═════ Data to examine
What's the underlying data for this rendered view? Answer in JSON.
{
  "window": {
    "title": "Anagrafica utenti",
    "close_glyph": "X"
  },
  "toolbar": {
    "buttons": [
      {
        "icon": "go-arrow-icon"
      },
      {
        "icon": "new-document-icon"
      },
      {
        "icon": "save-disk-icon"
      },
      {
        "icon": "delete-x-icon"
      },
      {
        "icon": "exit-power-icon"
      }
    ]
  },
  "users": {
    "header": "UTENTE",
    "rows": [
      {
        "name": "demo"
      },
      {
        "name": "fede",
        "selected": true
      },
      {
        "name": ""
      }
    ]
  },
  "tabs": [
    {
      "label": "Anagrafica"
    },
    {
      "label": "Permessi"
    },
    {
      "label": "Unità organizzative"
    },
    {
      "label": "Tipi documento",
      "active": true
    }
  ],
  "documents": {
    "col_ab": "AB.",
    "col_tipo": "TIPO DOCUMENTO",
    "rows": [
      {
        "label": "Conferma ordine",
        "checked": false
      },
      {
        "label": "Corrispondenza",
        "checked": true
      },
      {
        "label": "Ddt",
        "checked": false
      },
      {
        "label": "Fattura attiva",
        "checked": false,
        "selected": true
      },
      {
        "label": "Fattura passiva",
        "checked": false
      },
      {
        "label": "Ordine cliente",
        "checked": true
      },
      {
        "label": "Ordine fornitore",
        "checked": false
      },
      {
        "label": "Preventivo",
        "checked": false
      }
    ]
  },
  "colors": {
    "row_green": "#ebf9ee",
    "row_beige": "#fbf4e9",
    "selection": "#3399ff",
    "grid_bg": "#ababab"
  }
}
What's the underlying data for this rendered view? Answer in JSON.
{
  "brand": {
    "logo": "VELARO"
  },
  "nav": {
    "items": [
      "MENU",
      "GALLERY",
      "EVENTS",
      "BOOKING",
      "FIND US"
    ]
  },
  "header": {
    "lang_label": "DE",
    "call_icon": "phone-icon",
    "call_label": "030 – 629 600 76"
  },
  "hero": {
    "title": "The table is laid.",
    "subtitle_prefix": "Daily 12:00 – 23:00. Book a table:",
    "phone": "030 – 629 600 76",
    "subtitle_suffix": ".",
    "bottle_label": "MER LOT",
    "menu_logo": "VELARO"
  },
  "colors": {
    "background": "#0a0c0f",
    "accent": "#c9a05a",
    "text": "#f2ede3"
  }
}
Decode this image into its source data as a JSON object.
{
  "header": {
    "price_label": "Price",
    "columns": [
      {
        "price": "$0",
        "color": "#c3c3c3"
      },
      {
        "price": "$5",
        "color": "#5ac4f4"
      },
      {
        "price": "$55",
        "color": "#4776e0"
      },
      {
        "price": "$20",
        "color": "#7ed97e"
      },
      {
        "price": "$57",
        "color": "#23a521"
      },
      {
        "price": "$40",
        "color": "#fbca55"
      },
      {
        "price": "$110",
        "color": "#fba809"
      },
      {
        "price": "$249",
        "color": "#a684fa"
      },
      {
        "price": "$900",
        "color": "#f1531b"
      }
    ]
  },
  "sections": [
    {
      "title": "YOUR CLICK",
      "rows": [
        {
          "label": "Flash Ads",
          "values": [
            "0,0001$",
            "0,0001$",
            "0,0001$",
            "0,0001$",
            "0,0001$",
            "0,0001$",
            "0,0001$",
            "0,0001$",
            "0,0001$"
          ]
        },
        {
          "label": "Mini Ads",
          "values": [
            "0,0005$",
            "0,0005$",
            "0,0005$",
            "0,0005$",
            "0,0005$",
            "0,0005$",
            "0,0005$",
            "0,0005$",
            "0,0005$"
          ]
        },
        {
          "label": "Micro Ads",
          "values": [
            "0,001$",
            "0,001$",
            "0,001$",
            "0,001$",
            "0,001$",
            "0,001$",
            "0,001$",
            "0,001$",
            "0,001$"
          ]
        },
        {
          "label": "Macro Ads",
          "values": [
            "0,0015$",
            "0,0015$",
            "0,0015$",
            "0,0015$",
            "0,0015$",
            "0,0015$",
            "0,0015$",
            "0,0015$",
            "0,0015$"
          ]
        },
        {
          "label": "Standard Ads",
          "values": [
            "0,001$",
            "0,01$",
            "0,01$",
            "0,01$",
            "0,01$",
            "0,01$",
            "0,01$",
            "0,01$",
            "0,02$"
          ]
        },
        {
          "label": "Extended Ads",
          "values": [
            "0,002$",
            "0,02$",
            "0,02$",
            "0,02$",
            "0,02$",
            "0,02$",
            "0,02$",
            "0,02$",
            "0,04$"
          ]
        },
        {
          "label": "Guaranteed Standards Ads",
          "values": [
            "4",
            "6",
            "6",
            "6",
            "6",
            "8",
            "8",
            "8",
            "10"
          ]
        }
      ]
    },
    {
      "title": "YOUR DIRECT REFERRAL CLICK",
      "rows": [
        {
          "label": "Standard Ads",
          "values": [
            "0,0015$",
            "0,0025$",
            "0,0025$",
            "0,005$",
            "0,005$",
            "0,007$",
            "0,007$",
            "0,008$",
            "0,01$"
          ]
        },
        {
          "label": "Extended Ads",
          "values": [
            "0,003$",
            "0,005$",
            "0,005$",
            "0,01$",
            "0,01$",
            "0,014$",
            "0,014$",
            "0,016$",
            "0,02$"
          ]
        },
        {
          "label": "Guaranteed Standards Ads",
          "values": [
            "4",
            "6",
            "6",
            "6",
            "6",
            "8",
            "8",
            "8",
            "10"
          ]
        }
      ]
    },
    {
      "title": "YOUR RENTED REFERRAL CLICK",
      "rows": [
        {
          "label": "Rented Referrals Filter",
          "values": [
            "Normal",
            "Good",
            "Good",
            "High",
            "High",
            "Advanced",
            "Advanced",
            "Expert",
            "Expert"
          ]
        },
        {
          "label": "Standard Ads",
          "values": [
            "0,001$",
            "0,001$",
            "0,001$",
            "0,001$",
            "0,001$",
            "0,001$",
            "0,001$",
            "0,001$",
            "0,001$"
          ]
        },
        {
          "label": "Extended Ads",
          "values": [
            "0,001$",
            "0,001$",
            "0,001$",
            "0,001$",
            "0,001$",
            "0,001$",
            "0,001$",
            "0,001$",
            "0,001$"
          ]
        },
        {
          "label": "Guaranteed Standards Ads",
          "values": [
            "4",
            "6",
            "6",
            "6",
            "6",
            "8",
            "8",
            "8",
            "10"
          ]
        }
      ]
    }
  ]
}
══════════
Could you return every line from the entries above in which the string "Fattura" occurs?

▶ _Your solution_
        "label": "Fattura attiva",
        "label": "Fattura passiva",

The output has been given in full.